[Records contained in a dataset]

|---|

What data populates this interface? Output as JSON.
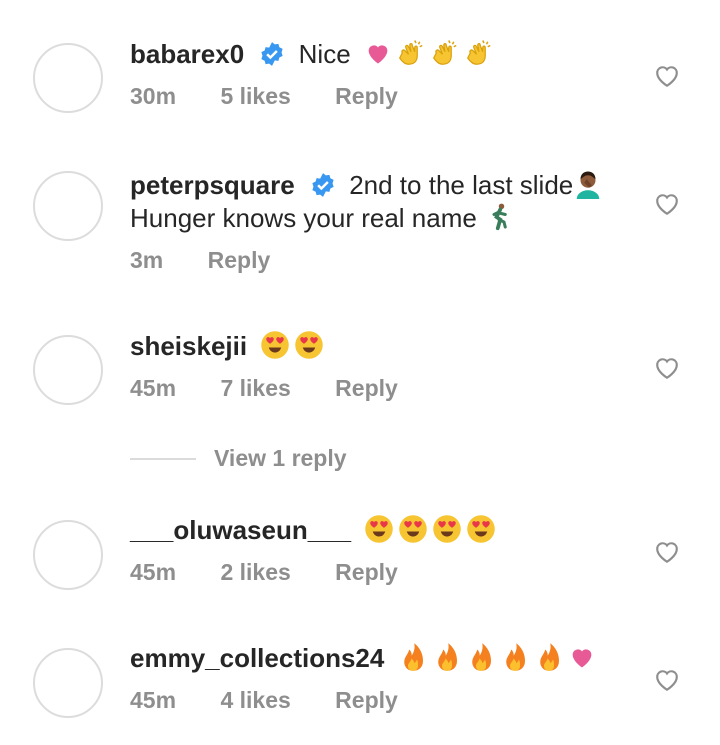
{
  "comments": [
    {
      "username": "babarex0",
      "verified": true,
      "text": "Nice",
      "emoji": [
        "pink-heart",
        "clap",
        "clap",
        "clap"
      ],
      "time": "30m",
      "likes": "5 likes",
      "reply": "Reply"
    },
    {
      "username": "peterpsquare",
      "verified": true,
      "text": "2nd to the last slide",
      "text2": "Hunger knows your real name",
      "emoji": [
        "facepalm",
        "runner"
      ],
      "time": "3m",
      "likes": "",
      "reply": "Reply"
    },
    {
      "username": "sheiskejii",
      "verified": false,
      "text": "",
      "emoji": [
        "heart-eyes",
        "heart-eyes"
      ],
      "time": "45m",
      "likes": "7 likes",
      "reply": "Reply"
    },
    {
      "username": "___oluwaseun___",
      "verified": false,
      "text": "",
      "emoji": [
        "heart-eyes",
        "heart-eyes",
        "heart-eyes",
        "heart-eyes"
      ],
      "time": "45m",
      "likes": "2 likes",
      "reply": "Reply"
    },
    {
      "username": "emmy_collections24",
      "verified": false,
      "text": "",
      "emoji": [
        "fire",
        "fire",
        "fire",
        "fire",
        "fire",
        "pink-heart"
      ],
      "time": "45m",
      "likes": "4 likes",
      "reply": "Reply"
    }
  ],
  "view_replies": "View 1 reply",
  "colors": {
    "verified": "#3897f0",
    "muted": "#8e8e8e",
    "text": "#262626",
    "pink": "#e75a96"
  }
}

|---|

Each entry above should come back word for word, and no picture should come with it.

What data populates this interface? Output as JSON.
{
  "comments": [
    {
      "username": "babarex0",
      "verified": true,
      "text": "Nice",
      "emoji": [
        "pink-heart",
        "clap",
        "clap",
        "clap"
      ],
      "time": "30m",
      "likes": "5 likes",
      "reply": "Reply"
    },
    {
      "username": "peterpsquare",
      "verified": true,
      "text": "2nd to the last slide",
      "text2": "Hunger knows your real name",
      "emoji": [
        "facepalm",
        "runner"
      ],
      "time": "3m",
      "likes": "",
      "reply": "Reply"
    },
    {
      "username": "sheiskejii",
      "verified": false,
      "text": "",
      "emoji": [
        "heart-eyes",
        "heart-eyes"
      ],
      "time": "45m",
      "likes": "7 likes",
      "reply": "Reply"
    },
    {
      "username": "___oluwaseun___",
      "verified": false,
      "text": "",
      "emoji": [
        "heart-eyes",
        "heart-eyes",
        "heart-eyes",
        "heart-eyes"
      ],
      "time": "45m",
      "likes": "2 likes",
      "reply": "Reply"
    },
    {
      "username": "emmy_collections24",
      "verified": false,
      "text": "",
      "emoji": [
        "fire",
        "fire",
        "fire",
        "fire",
        "fire",
        "pink-heart"
      ],
      "time": "45m",
      "likes": "4 likes",
      "reply": "Reply"
    }
  ],
  "view_replies": "View 1 reply",
  "colors": {
    "verified": "#3897f0",
    "muted": "#8e8e8e",
    "text": "#262626",
    "pink": "#e75a96"
  }
}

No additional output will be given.